FROM Pilling to Warton, from Blackpool to Garstang, a good deal of research is being done across the Fylde, which would be of great interest to all local historians in the area.
And that has led to the Fylde History Network – which has brought together a system for liaising and communicating between the dozen or so local history societies and the various local historians – including several Memory Lane contributors – with their wide range of interests and research.
But, as the inaugural meeting discussed, where exactly are the boundaries of the Fylde – ignoring current local authority lines adhered to by Blackpool, Fylde and Wyre. Is Over Wyre part of the Fylde? And what about Amounderness? In the Domesday survey this stretched as far east as Ribchester.
Much has happened in the past 14 months since the get-together and the network is staging A Local History Day this Saturday, in Staining, with a wide range of historical topics and speakers.
Christine Storey, a co-founder of the network, with Peter and Maureen Shakeshaft, will be one of the speakers, with her subject Aspects of Poulton.
A leading light in Poulton Historical Society and also the Lancashire Local History Federation, Christine says: “I began tracing my Lewtas family history in the 1970s, and soon realised I wanted to know more about Poulton where the family had lived for over 300 years.”

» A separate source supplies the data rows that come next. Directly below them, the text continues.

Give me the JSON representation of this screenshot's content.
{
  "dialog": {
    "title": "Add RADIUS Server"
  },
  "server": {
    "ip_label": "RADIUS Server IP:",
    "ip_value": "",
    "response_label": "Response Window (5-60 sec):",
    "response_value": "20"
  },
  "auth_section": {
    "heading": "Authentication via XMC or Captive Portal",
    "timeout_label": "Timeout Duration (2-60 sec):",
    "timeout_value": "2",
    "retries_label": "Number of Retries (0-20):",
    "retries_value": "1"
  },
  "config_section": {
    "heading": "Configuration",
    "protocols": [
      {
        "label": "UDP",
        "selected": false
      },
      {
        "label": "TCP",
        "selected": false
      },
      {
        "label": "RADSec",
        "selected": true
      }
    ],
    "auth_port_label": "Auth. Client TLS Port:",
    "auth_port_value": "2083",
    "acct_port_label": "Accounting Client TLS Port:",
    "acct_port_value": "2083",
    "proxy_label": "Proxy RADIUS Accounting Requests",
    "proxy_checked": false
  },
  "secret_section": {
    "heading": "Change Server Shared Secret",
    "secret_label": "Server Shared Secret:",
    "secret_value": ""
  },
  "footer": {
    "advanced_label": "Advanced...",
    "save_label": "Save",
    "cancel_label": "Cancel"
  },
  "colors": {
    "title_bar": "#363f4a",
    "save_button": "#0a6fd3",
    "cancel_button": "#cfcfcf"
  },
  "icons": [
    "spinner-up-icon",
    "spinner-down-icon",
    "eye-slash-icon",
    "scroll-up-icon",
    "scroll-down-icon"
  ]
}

Retired teacher Margaret Croker, who will be talking about Fylde post or peg mills, says: “My curiosity about windmills was sparked when I came to live in ‘Windmill Land’ and my husband explained Allen Clarke’s exploration of the Fylde, describing the windmills, in 1916.
“I am currently looking back to the origins of windmills in England, the post or peg mills, and on William Yates map of 1786 there were 32 post mills on the Fylde.”
While most of these have disappeared, it is another kind of structure that interests Mike Coyle, a regional volunteer with the War Memorials Trust and a field worker for the UK National Inventory of War Memorials.
He is concerned with their protection, conservation and – at times – their rescue.
Mike says: “War memorials are lost to their communities at an alarming rate as churches, schools and workplaces close.”
And he will stress on Saturday: “War memorials don’t celebrate war, they represent the cost of war on families and communities, in real folk and real lives.”
Completing the line-up is Dick Gillingham, whose subject is Fleetwood: the first 12 years (1836 to 1847). Dick admits:
“From very early childhood, I have been fascinated by the unique atmosphere and history of my home town. I was drawing ships by the age of five and visiting Fleetwood Docks, where my father worked, from the same age.
“We had an inspirational primary school teacher at Chaucer Boys called Dorothy Bennett, and she helped to give me a lifelong interest in every aspect of the town’s history.”
Back to Christine, who says: “Everybody is welcome to come to A Local History Day this Saturday, and they can get full details by emailing me at firstname.lastname@example.org or ringing on (01253) 885167.
You can find more information about the network at http://www.fyldehistorynetwork.co.uk.